Even as more Americans say they’re informed, blame on humans hasn’t grown
More Americans believe increases in the Earth’s temperature over the last century are due to pollution from human activities (57%) than to naturally occurring changes in the environment (40%). The balance of views on this issue is essentially unchanged from 2013, but reflects broader agreement with the idea that mankind is responsible for global warming than was the case from 2010 through 2012, when barely half believed it. Agreement that human activities are responsible has yet to return, however, to the 61% level seen as recently as 2007.
Americans’ Outlook for U.S. Environmental Quality Steady
Half of Americans think the quality of the environment in the U.S. is getting worse, a view that has remained stable for the past five years. Americans were more pessimistic about the environmental outlook before Barack Obama became president in 2009.

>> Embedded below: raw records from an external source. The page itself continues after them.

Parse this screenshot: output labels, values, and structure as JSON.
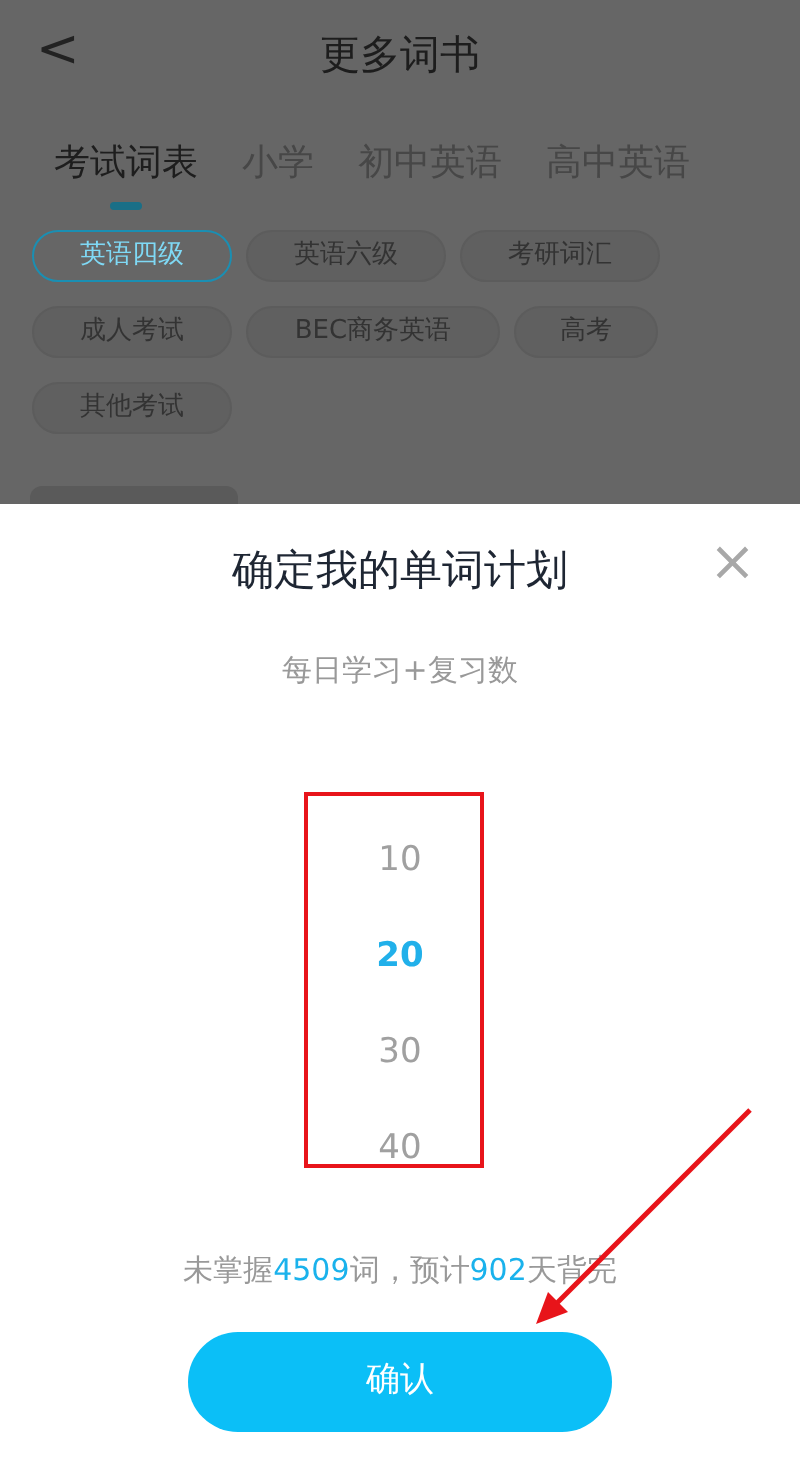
{
  "header": {
    "back": "<",
    "title": "更多词书"
  },
  "tabs": [
    {
      "label": "考试词表",
      "selected": true
    },
    {
      "label": "小学",
      "selected": false
    },
    {
      "label": "初中英语",
      "selected": false
    },
    {
      "label": "高中英语",
      "selected": false
    }
  ],
  "categories": [
    {
      "label": "英语四级",
      "selected": true
    },
    {
      "label": "英语六级",
      "selected": false
    },
    {
      "label": "考研词汇",
      "selected": false
    },
    {
      "label": "成人考试",
      "selected": false
    },
    {
      "label": "BEC商务英语",
      "selected": false
    },
    {
      "label": "高考",
      "selected": false
    },
    {
      "label": "其他考试",
      "selected": false
    }
  ],
  "dialog": {
    "title": "确定我的单词计划",
    "close": "×",
    "subtitle": "每日学习+复习数",
    "picker": [
      {
        "value": "10",
        "selected": false
      },
      {
        "value": "20",
        "selected": true
      },
      {
        "value": "30",
        "selected": false
      },
      {
        "value": "40",
        "selected": false
      }
    ],
    "summary": [
      {
        "text": "未掌握",
        "highlight": false
      },
      {
        "text": "4509",
        "highlight": true
      },
      {
        "text": "词，预计",
        "highlight": false
      },
      {
        "text": "902",
        "highlight": true
      },
      {
        "text": "天背完",
        "highlight": false
      }
    ],
    "confirm": "确认"
  }
}
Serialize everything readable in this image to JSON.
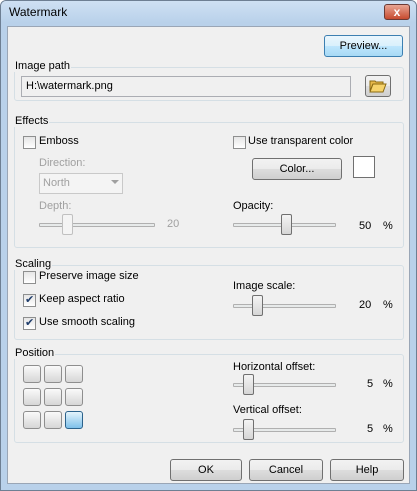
{
  "window": {
    "title": "Watermark",
    "close_glyph": "x"
  },
  "toolbar": {
    "preview_label": "Preview..."
  },
  "image_path": {
    "group_title": "Image path",
    "value": "H:\\watermark.png",
    "browse_icon": "folder-open-icon"
  },
  "effects": {
    "group_title": "Effects",
    "emboss_label": "Emboss",
    "emboss_checked": false,
    "direction_label": "Direction:",
    "direction_value": "North",
    "depth_label": "Depth:",
    "depth_value": "20",
    "transparent_label": "Use transparent color",
    "transparent_checked": false,
    "color_button_label": "Color...",
    "opacity_label": "Opacity:",
    "opacity_value": "50",
    "opacity_unit": "%"
  },
  "scaling": {
    "group_title": "Scaling",
    "preserve_label": "Preserve image size",
    "preserve_checked": false,
    "aspect_label": "Keep aspect ratio",
    "aspect_checked": true,
    "smooth_label": "Use smooth scaling",
    "smooth_checked": true,
    "image_scale_label": "Image scale:",
    "image_scale_value": "20",
    "image_scale_unit": "%"
  },
  "position": {
    "group_title": "Position",
    "selected": "bottom-right",
    "horizontal_label": "Horizontal offset:",
    "horizontal_value": "5",
    "horizontal_unit": "%",
    "vertical_label": "Vertical offset:",
    "vertical_value": "5",
    "vertical_unit": "%"
  },
  "footer": {
    "ok_label": "OK",
    "cancel_label": "Cancel",
    "help_label": "Help"
  }
}
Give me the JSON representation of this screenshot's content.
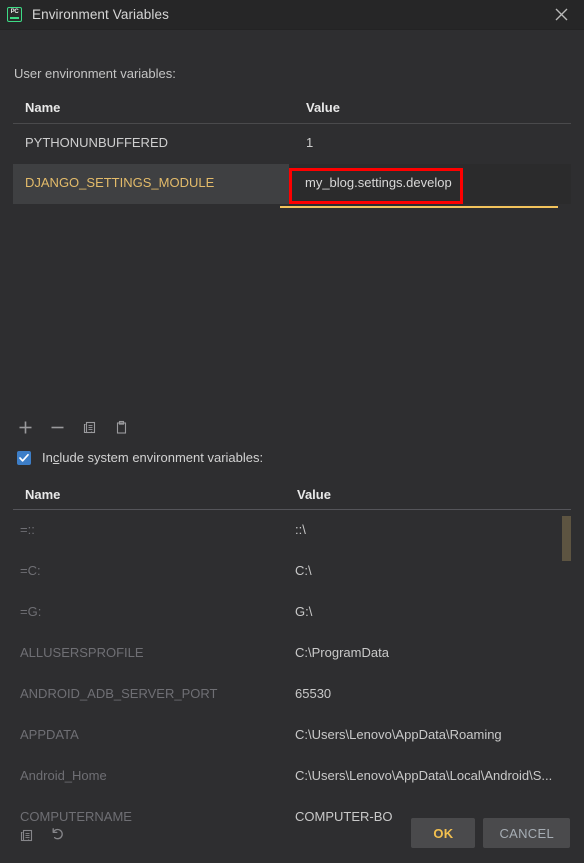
{
  "window": {
    "title": "Environment Variables",
    "app_icon": "pycharm-icon",
    "app_icon_text": "PC",
    "close_icon": "close-icon"
  },
  "user_section": {
    "label": "User environment variables:",
    "columns": [
      "Name",
      "Value"
    ],
    "rows": [
      {
        "name": "PYTHONUNBUFFERED",
        "value": "1",
        "selected": false
      },
      {
        "name": "DJANGO_SETTINGS_MODULE",
        "value": "my_blog.settings.develop",
        "selected": true,
        "editing": true
      }
    ],
    "editing_value": "my_blog.settings.develop"
  },
  "toolbar": {
    "add_label": "+",
    "remove_label": "−",
    "copy_label": "copy-icon",
    "paste_label": "paste-icon"
  },
  "include_system": {
    "label_prefix": "In",
    "label_mnemonic": "c",
    "label_suffix": "lude system environment variables:",
    "checked": true
  },
  "system_section": {
    "columns": [
      "Name",
      "Value"
    ],
    "rows": [
      {
        "name": "=::",
        "value": "::\\"
      },
      {
        "name": "=C:",
        "value": "C:\\"
      },
      {
        "name": "=G:",
        "value": "G:\\"
      },
      {
        "name": "ALLUSERSPROFILE",
        "value": "C:\\ProgramData"
      },
      {
        "name": "ANDROID_ADB_SERVER_PORT",
        "value": "65530"
      },
      {
        "name": "APPDATA",
        "value": "C:\\Users\\Lenovo\\AppData\\Roaming"
      },
      {
        "name": "Android_Home",
        "value": "C:\\Users\\Lenovo\\AppData\\Local\\Android\\S..."
      },
      {
        "name": "COMPUTERNAME",
        "value": "COMPUTER-BO"
      }
    ]
  },
  "bottom_icons": {
    "copy": "copy-icon",
    "revert": "revert-icon"
  },
  "footer": {
    "ok_label": "OK",
    "cancel_label": "CANCEL"
  },
  "colors": {
    "dialog_bg": "#2e2e30",
    "titlebar_bg": "#262627",
    "selected_row_bg": "#3f4042",
    "selected_row_text": "#e3bb6a",
    "annotation_red": "#fe0000",
    "edit_underline": "#f2c35c",
    "checkbox_blue": "#3d7ec7",
    "scrollbar_thumb": "#5d5441",
    "ok_text": "#f3c04f",
    "cancel_text": "#a6adb4",
    "app_icon_green": "#3ddb85"
  }
}
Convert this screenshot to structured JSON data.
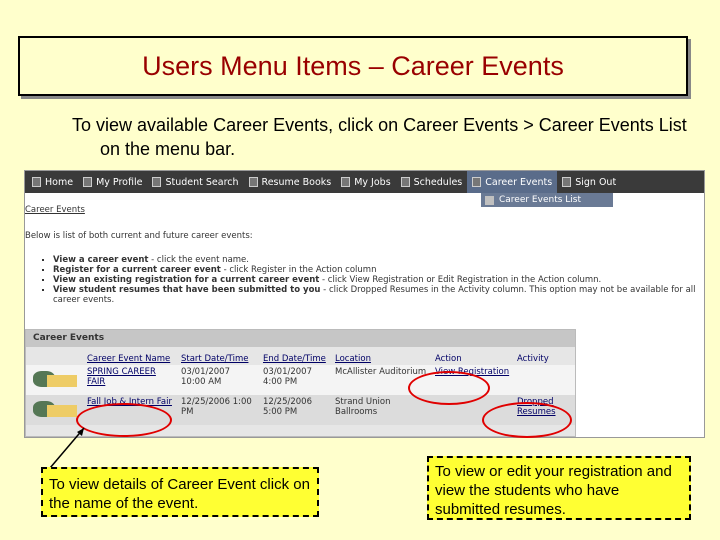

Interesting to see that after the Credit Crunch of 2008, during the recession, that American belief in the human causes of Global Warming actually decreased. It seems that when faced with economic hardship that attitudes towards Global Warming turn negative. Americans didn’t make the connection between economic survival and the environment when faced with economic hardship. It looks like environmental issues are still viewed as an economic luxury, in times of economic growth, rather than an economic necessity at all times. The utility derived from the environment is only something that occurs for those who have economic stability first. Politicians should note that the only time to make successful environmental policy is during the economic booms which lead to environmental problems.